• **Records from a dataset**
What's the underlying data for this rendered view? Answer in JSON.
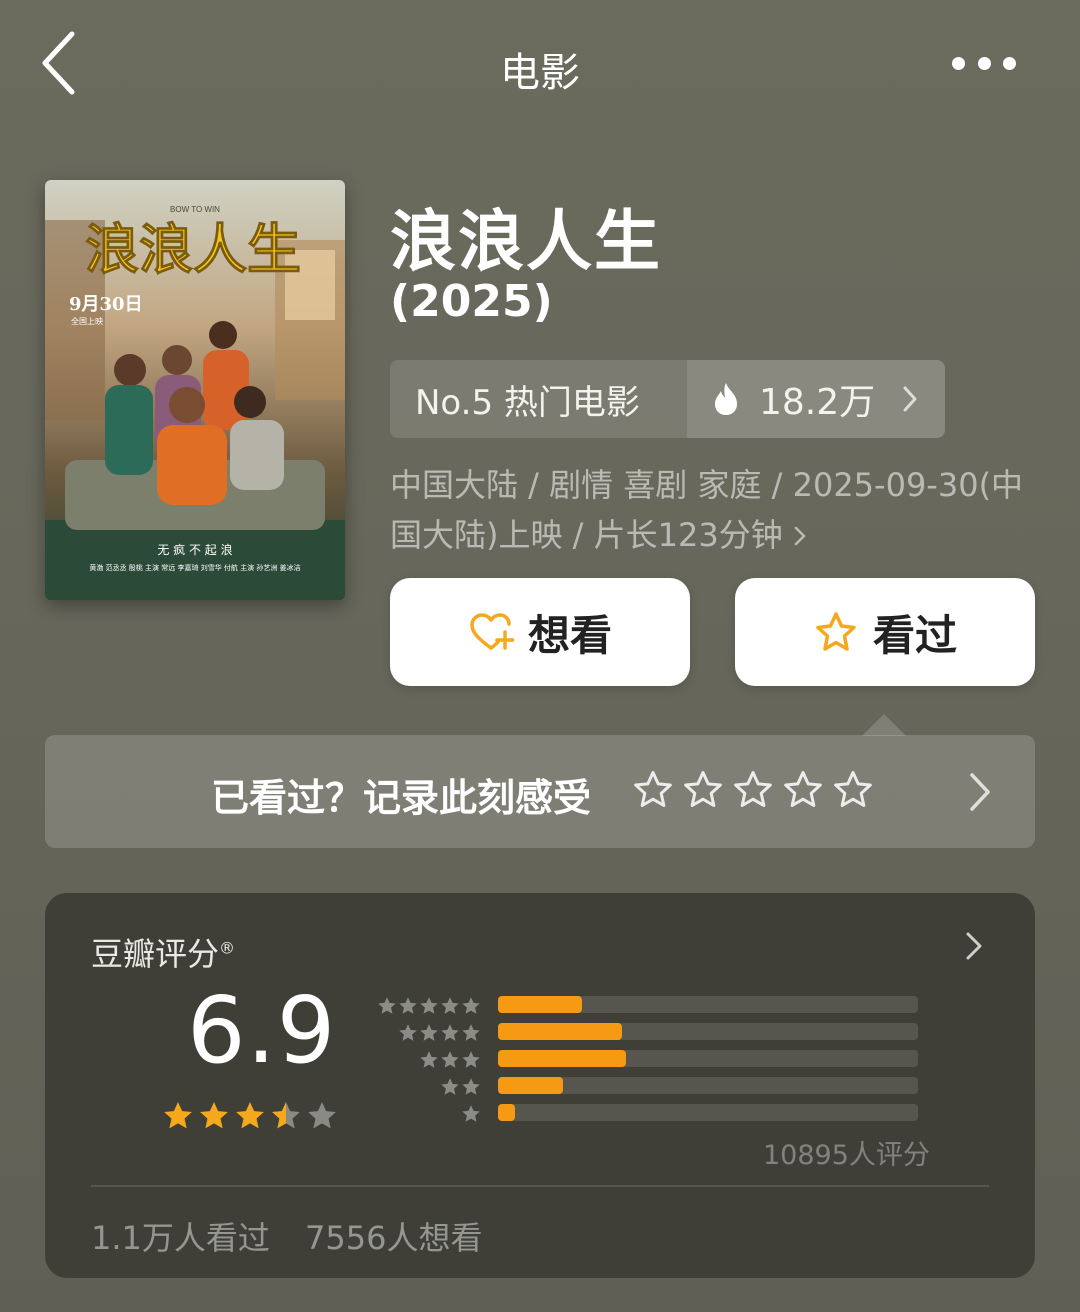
{
  "nav": {
    "title": "电影"
  },
  "movie": {
    "title": "浪浪人生",
    "year": "(2025)",
    "poster": {
      "title_text": "浪浪人生",
      "subtitle_en": "BOW TO WIN",
      "release_text": "9月30日",
      "release_sub": "全国上映",
      "tagline": "无 疯 不 起 浪",
      "credits": "黄渤 范丞丞 殷桃   主演 常远 李嘉琦 刘雪华 付航   主演 孙艺洲 姜冰洁"
    }
  },
  "rank": {
    "label": "No.5 热门电影",
    "heat": "18.2万",
    "icon": "flame-icon"
  },
  "meta": {
    "info": "中国大陆 / 剧情 喜剧 家庭 / 2025-09-30(中国大陆)上映 / 片长123分钟"
  },
  "actions": {
    "want_label": "想看",
    "seen_label": "看过",
    "accent": "#f5a81b"
  },
  "record": {
    "prompt": "已看过？记录此刻感受",
    "star_count": 5
  },
  "rating": {
    "header": "豆瓣评分",
    "registered_mark": "®",
    "score": "6.9",
    "stars_value": 3.5,
    "distribution_percent": [
      20,
      29.5,
      30.5,
      15.5,
      4
    ],
    "rating_count": "10895人评分",
    "seen_count": "1.1万人看过",
    "want_count": "7556人想看",
    "bar_color": "#f59a12"
  }
}
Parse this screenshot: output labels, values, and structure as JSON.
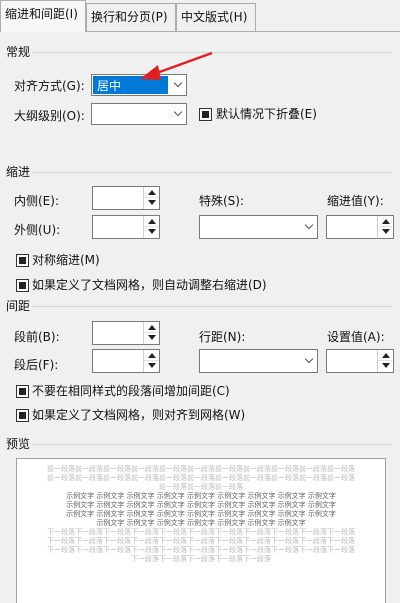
{
  "tabs": [
    {
      "label": "缩进和间距(I)",
      "active": true
    },
    {
      "label": "换行和分页(P)",
      "active": false
    },
    {
      "label": "中文版式(H)",
      "active": false
    }
  ],
  "general": {
    "title": "常规",
    "alignment_label": "对齐方式(G):",
    "alignment_value": "居中",
    "outline_label": "大纲级别(O):",
    "outline_value": "",
    "collapse_label": "默认情况下折叠(E)"
  },
  "indent": {
    "title": "缩进",
    "inside_label": "内侧(E):",
    "inside_value": "",
    "outside_label": "外侧(U):",
    "outside_value": "",
    "special_label": "特殊(S):",
    "special_value": "",
    "by_label": "缩进值(Y):",
    "by_value": "",
    "mirror_label": "对称缩进(M)",
    "grid_label": "如果定义了文档网格，则自动调整右缩进(D)"
  },
  "spacing": {
    "title": "间距",
    "before_label": "段前(B):",
    "before_value": "",
    "after_label": "段后(F):",
    "after_value": "",
    "line_label": "行距(N):",
    "line_value": "",
    "at_label": "设置值(A):",
    "at_value": "",
    "no_space_label": "不要在相同样式的段落间增加间距(C)",
    "snap_label": "如果定义了文档网格，则对齐到网格(W)"
  },
  "preview": {
    "title": "预览",
    "lines": [
      {
        "text": "前一段落前一段落前一段落前一段落前一段落前一段落前一段落前一段落前一段落前一段落前一段落",
        "tone": "grey"
      },
      {
        "text": "前一段落前一段落前一段落前一段落前一段落前一段落前一段落前一段落前一段落前一段落前一段落",
        "tone": "grey"
      },
      {
        "text": "前一段落前一段落前一段落",
        "tone": "grey"
      },
      {
        "text": "示例文字  示例文字  示例文字  示例文字  示例文字  示例文字  示例文字  示例文字  示例文字",
        "tone": "dark"
      },
      {
        "text": "示例文字  示例文字  示例文字  示例文字  示例文字  示例文字  示例文字  示例文字  示例文字",
        "tone": "dark"
      },
      {
        "text": "示例文字  示例文字  示例文字  示例文字  示例文字  示例文字  示例文字  示例文字  示例文字",
        "tone": "dark"
      },
      {
        "text": "示例文字  示例文字  示例文字  示例文字  示例文字  示例文字  示例文字",
        "tone": "dark"
      },
      {
        "text": "下一段落下一段落下一段落下一段落下一段落下一段落下一段落下一段落下一段落下一段落下一段落",
        "tone": "grey"
      },
      {
        "text": "下一段落下一段落下一段落下一段落下一段落下一段落下一段落下一段落下一段落下一段落下一段落",
        "tone": "grey"
      },
      {
        "text": "下一段落下一段落下一段落下一段落下一段落下一段落下一段落下一段落下一段落下一段落下一段落",
        "tone": "grey"
      },
      {
        "text": "下一段落下一段落下一段落下一段落下一段落",
        "tone": "grey"
      }
    ]
  },
  "annotation": {
    "type": "red-arrow",
    "color": "#e02020",
    "points_to": "alignment-combo"
  },
  "colors": {
    "selection": "#0078d7",
    "dialog_bg": "#f0f0f0"
  }
}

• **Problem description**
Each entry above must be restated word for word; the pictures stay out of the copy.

• **Answer box**
What's the underlying data for this rendered view? Answer in JSON.
{
  "nav": {
    "title": "电影"
  },
  "movie": {
    "title": "浪浪人生",
    "year": "(2025)",
    "poster": {
      "title_text": "浪浪人生",
      "subtitle_en": "BOW TO WIN",
      "release_text": "9月30日",
      "release_sub": "全国上映",
      "tagline": "无 疯 不 起 浪",
      "credits": "黄渤 范丞丞 殷桃   主演 常远 李嘉琦 刘雪华 付航   主演 孙艺洲 姜冰洁"
    }
  },
  "rank": {
    "label": "No.5 热门电影",
    "heat": "18.2万",
    "icon": "flame-icon"
  },
  "meta": {
    "info": "中国大陆 / 剧情 喜剧 家庭 / 2025-09-30(中国大陆)上映 / 片长123分钟"
  },
  "actions": {
    "want_label": "想看",
    "seen_label": "看过",
    "accent": "#f5a81b"
  },
  "record": {
    "prompt": "已看过？记录此刻感受",
    "star_count": 5
  },
  "rating": {
    "header": "豆瓣评分",
    "registered_mark": "®",
    "score": "6.9",
    "stars_value": 3.5,
    "distribution_percent": [
      20,
      29.5,
      30.5,
      15.5,
      4
    ],
    "rating_count": "10895人评分",
    "seen_count": "1.1万人看过",
    "want_count": "7556人想看",
    "bar_color": "#f59a12"
  }
}
Parse this screenshot: output labels, values, and structure as JSON.
{
  "tabs": [
    {
      "label": "缩进和间距(I)",
      "active": true
    },
    {
      "label": "换行和分页(P)",
      "active": false
    },
    {
      "label": "中文版式(H)",
      "active": false
    }
  ],
  "general": {
    "title": "常规",
    "alignment_label": "对齐方式(G):",
    "alignment_value": "居中",
    "outline_label": "大纲级别(O):",
    "outline_value": "",
    "collapse_label": "默认情况下折叠(E)"
  },
  "indent": {
    "title": "缩进",
    "inside_label": "内侧(E):",
    "inside_value": "",
    "outside_label": "外侧(U):",
    "outside_value": "",
    "special_label": "特殊(S):",
    "special_value": "",
    "by_label": "缩进值(Y):",
    "by_value": "",
    "mirror_label": "对称缩进(M)",
    "grid_label": "如果定义了文档网格，则自动调整右缩进(D)"
  },
  "spacing": {
    "title": "间距",
    "before_label": "段前(B):",
    "before_value": "",
    "after_label": "段后(F):",
    "after_value": "",
    "line_label": "行距(N):",
    "line_value": "",
    "at_label": "设置值(A):",
    "at_value": "",
    "no_space_label": "不要在相同样式的段落间增加间距(C)",
    "snap_label": "如果定义了文档网格，则对齐到网格(W)"
  },
  "preview": {
    "title": "预览",
    "lines": [
      {
        "text": "前一段落前一段落前一段落前一段落前一段落前一段落前一段落前一段落前一段落前一段落前一段落",
        "tone": "grey"
      },
      {
        "text": "前一段落前一段落前一段落前一段落前一段落前一段落前一段落前一段落前一段落前一段落前一段落",
        "tone": "grey"
      },
      {
        "text": "前一段落前一段落前一段落",
        "tone": "grey"
      },
      {
        "text": "示例文字  示例文字  示例文字  示例文字  示例文字  示例文字  示例文字  示例文字  示例文字",
        "tone": "dark"
      },
      {
        "text": "示例文字  示例文字  示例文字  示例文字  示例文字  示例文字  示例文字  示例文字  示例文字",
        "tone": "dark"
      },
      {
        "text": "示例文字  示例文字  示例文字  示例文字  示例文字  示例文字  示例文字  示例文字  示例文字",
        "tone": "dark"
      },
      {
        "text": "示例文字  示例文字  示例文字  示例文字  示例文字  示例文字  示例文字",
        "tone": "dark"
      },
      {
        "text": "下一段落下一段落下一段落下一段落下一段落下一段落下一段落下一段落下一段落下一段落下一段落",
        "tone": "grey"
      },
      {
        "text": "下一段落下一段落下一段落下一段落下一段落下一段落下一段落下一段落下一段落下一段落下一段落",
        "tone": "grey"
      },
      {
        "text": "下一段落下一段落下一段落下一段落下一段落下一段落下一段落下一段落下一段落下一段落下一段落",
        "tone": "grey"
      },
      {
        "text": "下一段落下一段落下一段落下一段落下一段落",
        "tone": "grey"
      }
    ]
  },
  "annotation": {
    "type": "red-arrow",
    "color": "#e02020",
    "points_to": "alignment-combo"
  },
  "colors": {
    "selection": "#0078d7",
    "dialog_bg": "#f0f0f0"
  }
}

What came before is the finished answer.